INSTRUCTIONS TO FOLLOW »
Each time a line of the listing holds "icon", copy that line.

:::

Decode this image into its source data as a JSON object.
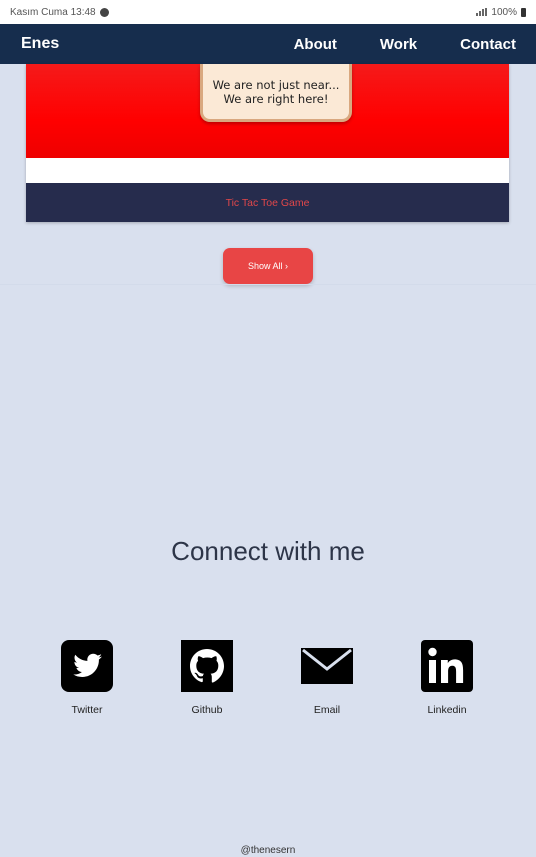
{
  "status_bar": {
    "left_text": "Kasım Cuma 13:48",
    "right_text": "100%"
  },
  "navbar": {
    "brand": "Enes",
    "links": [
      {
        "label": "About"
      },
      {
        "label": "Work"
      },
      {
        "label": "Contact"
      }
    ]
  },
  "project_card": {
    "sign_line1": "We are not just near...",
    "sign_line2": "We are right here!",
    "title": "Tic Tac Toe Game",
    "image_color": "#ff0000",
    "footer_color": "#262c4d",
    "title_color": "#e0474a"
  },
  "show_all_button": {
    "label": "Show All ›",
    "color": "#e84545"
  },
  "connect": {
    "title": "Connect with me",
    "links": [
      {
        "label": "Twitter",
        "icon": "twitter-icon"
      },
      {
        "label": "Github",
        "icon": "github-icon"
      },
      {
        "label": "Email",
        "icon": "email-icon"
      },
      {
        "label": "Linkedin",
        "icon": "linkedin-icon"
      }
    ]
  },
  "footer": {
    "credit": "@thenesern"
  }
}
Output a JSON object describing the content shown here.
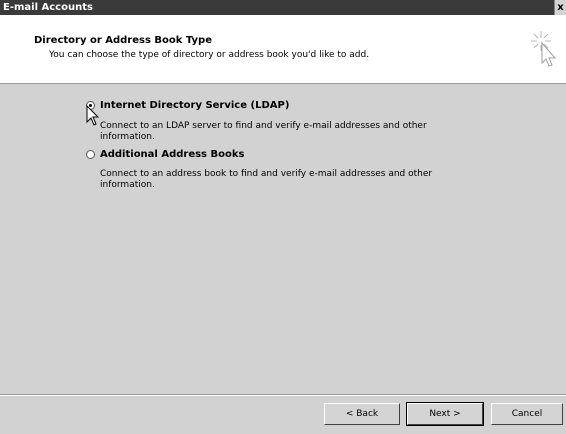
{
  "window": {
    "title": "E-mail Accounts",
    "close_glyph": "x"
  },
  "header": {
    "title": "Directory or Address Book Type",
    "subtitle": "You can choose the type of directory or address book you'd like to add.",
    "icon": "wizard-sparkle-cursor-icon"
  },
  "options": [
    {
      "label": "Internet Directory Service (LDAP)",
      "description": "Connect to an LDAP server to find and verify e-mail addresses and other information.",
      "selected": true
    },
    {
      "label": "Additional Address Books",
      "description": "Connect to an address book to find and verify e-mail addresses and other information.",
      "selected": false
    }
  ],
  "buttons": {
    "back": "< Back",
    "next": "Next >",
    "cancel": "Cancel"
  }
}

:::

ANSWER SPACE »
        "icon": "twitter-icon"
        "icon": "github-icon"
        "icon": "email-icon"
        "icon": "linkedin-icon"
    "icon": "wizard-sparkle-cursor-icon"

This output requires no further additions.